The problem: I was talking with a friend about a long awaited vacation I took recently. Before I could tell her anything about it, she blurted out, “Oh, I’ve been there, too!” and proceeded to tell me all about her trip. This also has happened with restaurants where, if I mention one I’ve been to, people jump in with their own opinions of the place and don’t even ask me what I think. Am I wrong to hate all this one-upping?

Low road: Oh, seriously, that is nothing compared with what my friends do to me when I try to talk about my dog’s adorableness and they think their dogs are even more adorable when they — oh, wait. Sorry.

 

High road: You’re annoyed because you’ve been hijacked or, more accurately, your conversation has been. You thought that it was going to go one way — the way where you get to relive happy memories from a great trip with an enthusiastic listener. Instead, you’re forced into the role of enthusiastic listener. We’re all guilty of doing this at times.

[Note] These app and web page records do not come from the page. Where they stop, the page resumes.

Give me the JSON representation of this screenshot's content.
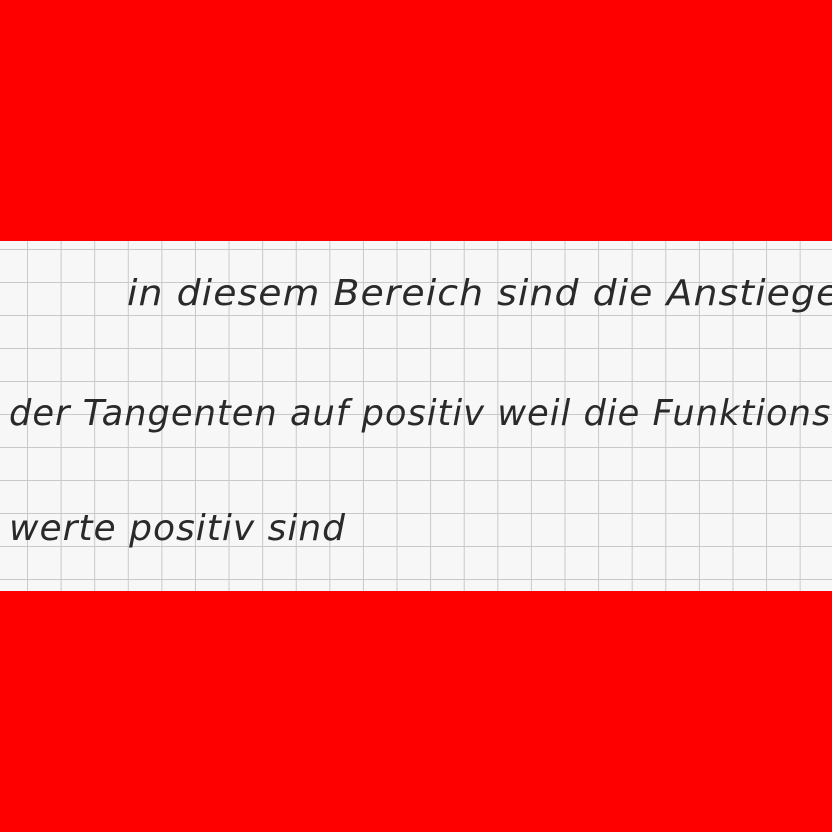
{
  "document": {
    "lines": [
      "in diesem Bereich sind die Anstiege",
      "der Tangenten auf positiv weil die Funktions",
      "werte positiv sind"
    ]
  },
  "colors": {
    "border": "#ff0000",
    "paper": "#f7f7f7",
    "grid": "#c9c9c9",
    "ink": "#2a2a2a"
  }
}
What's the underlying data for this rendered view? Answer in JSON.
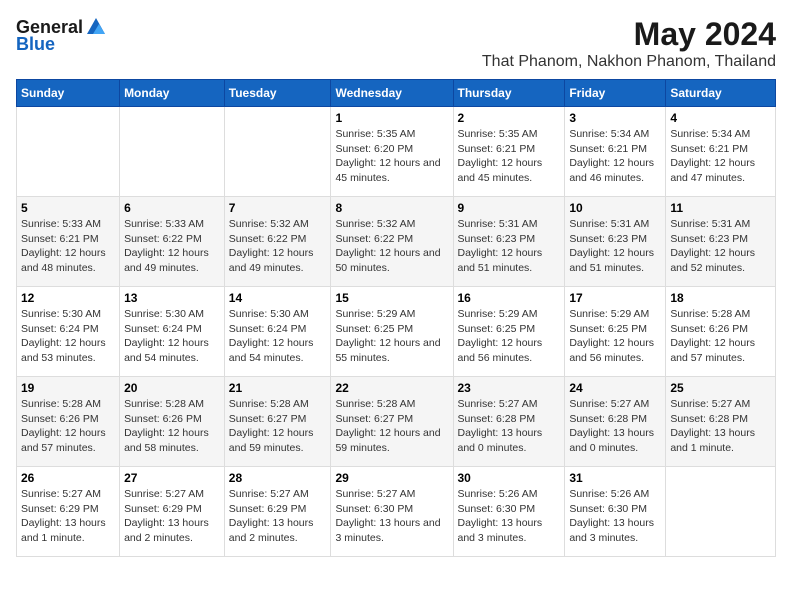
{
  "logo": {
    "general": "General",
    "blue": "Blue"
  },
  "title": "May 2024",
  "subtitle": "That Phanom, Nakhon Phanom, Thailand",
  "weekdays": [
    "Sunday",
    "Monday",
    "Tuesday",
    "Wednesday",
    "Thursday",
    "Friday",
    "Saturday"
  ],
  "weeks": [
    [
      {
        "day": "",
        "info": ""
      },
      {
        "day": "",
        "info": ""
      },
      {
        "day": "",
        "info": ""
      },
      {
        "day": "1",
        "info": "Sunrise: 5:35 AM\nSunset: 6:20 PM\nDaylight: 12 hours\nand 45 minutes."
      },
      {
        "day": "2",
        "info": "Sunrise: 5:35 AM\nSunset: 6:21 PM\nDaylight: 12 hours\nand 45 minutes."
      },
      {
        "day": "3",
        "info": "Sunrise: 5:34 AM\nSunset: 6:21 PM\nDaylight: 12 hours\nand 46 minutes."
      },
      {
        "day": "4",
        "info": "Sunrise: 5:34 AM\nSunset: 6:21 PM\nDaylight: 12 hours\nand 47 minutes."
      }
    ],
    [
      {
        "day": "5",
        "info": "Sunrise: 5:33 AM\nSunset: 6:21 PM\nDaylight: 12 hours\nand 48 minutes."
      },
      {
        "day": "6",
        "info": "Sunrise: 5:33 AM\nSunset: 6:22 PM\nDaylight: 12 hours\nand 49 minutes."
      },
      {
        "day": "7",
        "info": "Sunrise: 5:32 AM\nSunset: 6:22 PM\nDaylight: 12 hours\nand 49 minutes."
      },
      {
        "day": "8",
        "info": "Sunrise: 5:32 AM\nSunset: 6:22 PM\nDaylight: 12 hours\nand 50 minutes."
      },
      {
        "day": "9",
        "info": "Sunrise: 5:31 AM\nSunset: 6:23 PM\nDaylight: 12 hours\nand 51 minutes."
      },
      {
        "day": "10",
        "info": "Sunrise: 5:31 AM\nSunset: 6:23 PM\nDaylight: 12 hours\nand 51 minutes."
      },
      {
        "day": "11",
        "info": "Sunrise: 5:31 AM\nSunset: 6:23 PM\nDaylight: 12 hours\nand 52 minutes."
      }
    ],
    [
      {
        "day": "12",
        "info": "Sunrise: 5:30 AM\nSunset: 6:24 PM\nDaylight: 12 hours\nand 53 minutes."
      },
      {
        "day": "13",
        "info": "Sunrise: 5:30 AM\nSunset: 6:24 PM\nDaylight: 12 hours\nand 54 minutes."
      },
      {
        "day": "14",
        "info": "Sunrise: 5:30 AM\nSunset: 6:24 PM\nDaylight: 12 hours\nand 54 minutes."
      },
      {
        "day": "15",
        "info": "Sunrise: 5:29 AM\nSunset: 6:25 PM\nDaylight: 12 hours\nand 55 minutes."
      },
      {
        "day": "16",
        "info": "Sunrise: 5:29 AM\nSunset: 6:25 PM\nDaylight: 12 hours\nand 56 minutes."
      },
      {
        "day": "17",
        "info": "Sunrise: 5:29 AM\nSunset: 6:25 PM\nDaylight: 12 hours\nand 56 minutes."
      },
      {
        "day": "18",
        "info": "Sunrise: 5:28 AM\nSunset: 6:26 PM\nDaylight: 12 hours\nand 57 minutes."
      }
    ],
    [
      {
        "day": "19",
        "info": "Sunrise: 5:28 AM\nSunset: 6:26 PM\nDaylight: 12 hours\nand 57 minutes."
      },
      {
        "day": "20",
        "info": "Sunrise: 5:28 AM\nSunset: 6:26 PM\nDaylight: 12 hours\nand 58 minutes."
      },
      {
        "day": "21",
        "info": "Sunrise: 5:28 AM\nSunset: 6:27 PM\nDaylight: 12 hours\nand 59 minutes."
      },
      {
        "day": "22",
        "info": "Sunrise: 5:28 AM\nSunset: 6:27 PM\nDaylight: 12 hours\nand 59 minutes."
      },
      {
        "day": "23",
        "info": "Sunrise: 5:27 AM\nSunset: 6:28 PM\nDaylight: 13 hours\nand 0 minutes."
      },
      {
        "day": "24",
        "info": "Sunrise: 5:27 AM\nSunset: 6:28 PM\nDaylight: 13 hours\nand 0 minutes."
      },
      {
        "day": "25",
        "info": "Sunrise: 5:27 AM\nSunset: 6:28 PM\nDaylight: 13 hours\nand 1 minute."
      }
    ],
    [
      {
        "day": "26",
        "info": "Sunrise: 5:27 AM\nSunset: 6:29 PM\nDaylight: 13 hours\nand 1 minute."
      },
      {
        "day": "27",
        "info": "Sunrise: 5:27 AM\nSunset: 6:29 PM\nDaylight: 13 hours\nand 2 minutes."
      },
      {
        "day": "28",
        "info": "Sunrise: 5:27 AM\nSunset: 6:29 PM\nDaylight: 13 hours\nand 2 minutes."
      },
      {
        "day": "29",
        "info": "Sunrise: 5:27 AM\nSunset: 6:30 PM\nDaylight: 13 hours\nand 3 minutes."
      },
      {
        "day": "30",
        "info": "Sunrise: 5:26 AM\nSunset: 6:30 PM\nDaylight: 13 hours\nand 3 minutes."
      },
      {
        "day": "31",
        "info": "Sunrise: 5:26 AM\nSunset: 6:30 PM\nDaylight: 13 hours\nand 3 minutes."
      },
      {
        "day": "",
        "info": ""
      }
    ]
  ]
}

Part of our eagerness to leap in stems from a well-intentioned desire to connect on a similar experience. The best communicators, though, pause to give others room to continue or, better, ask questions about trip highlights or the tastiest menu item. Only after a decent interval do they offer that these stories bring back many happy parallel stories.

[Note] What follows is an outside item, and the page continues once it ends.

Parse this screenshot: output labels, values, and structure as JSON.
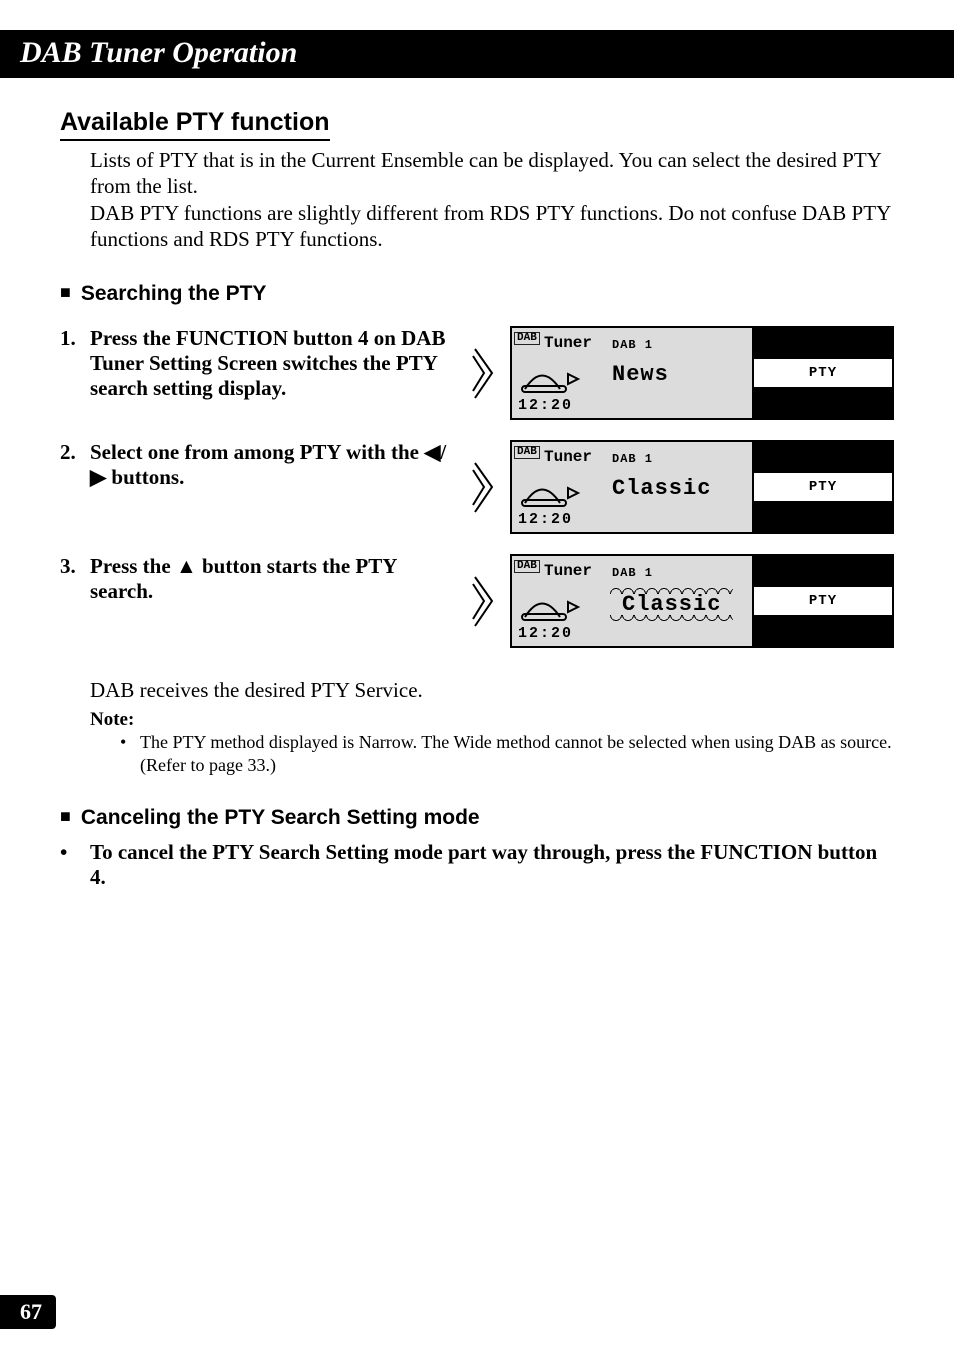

The good news is that Mr. and Ms. Hijacker, as self-absorbed as they may be, cannot co-opt your memories or your warm feelings. If you still need affirmation, or the ability to debrief without interruption, post your favorite photos on social media and start counting the likes.

 

Send questions about life’s little quandaries to gail.rosenblum@startribune.com. Read more of Gail’s “High Road” columns at startribune.com/highroad.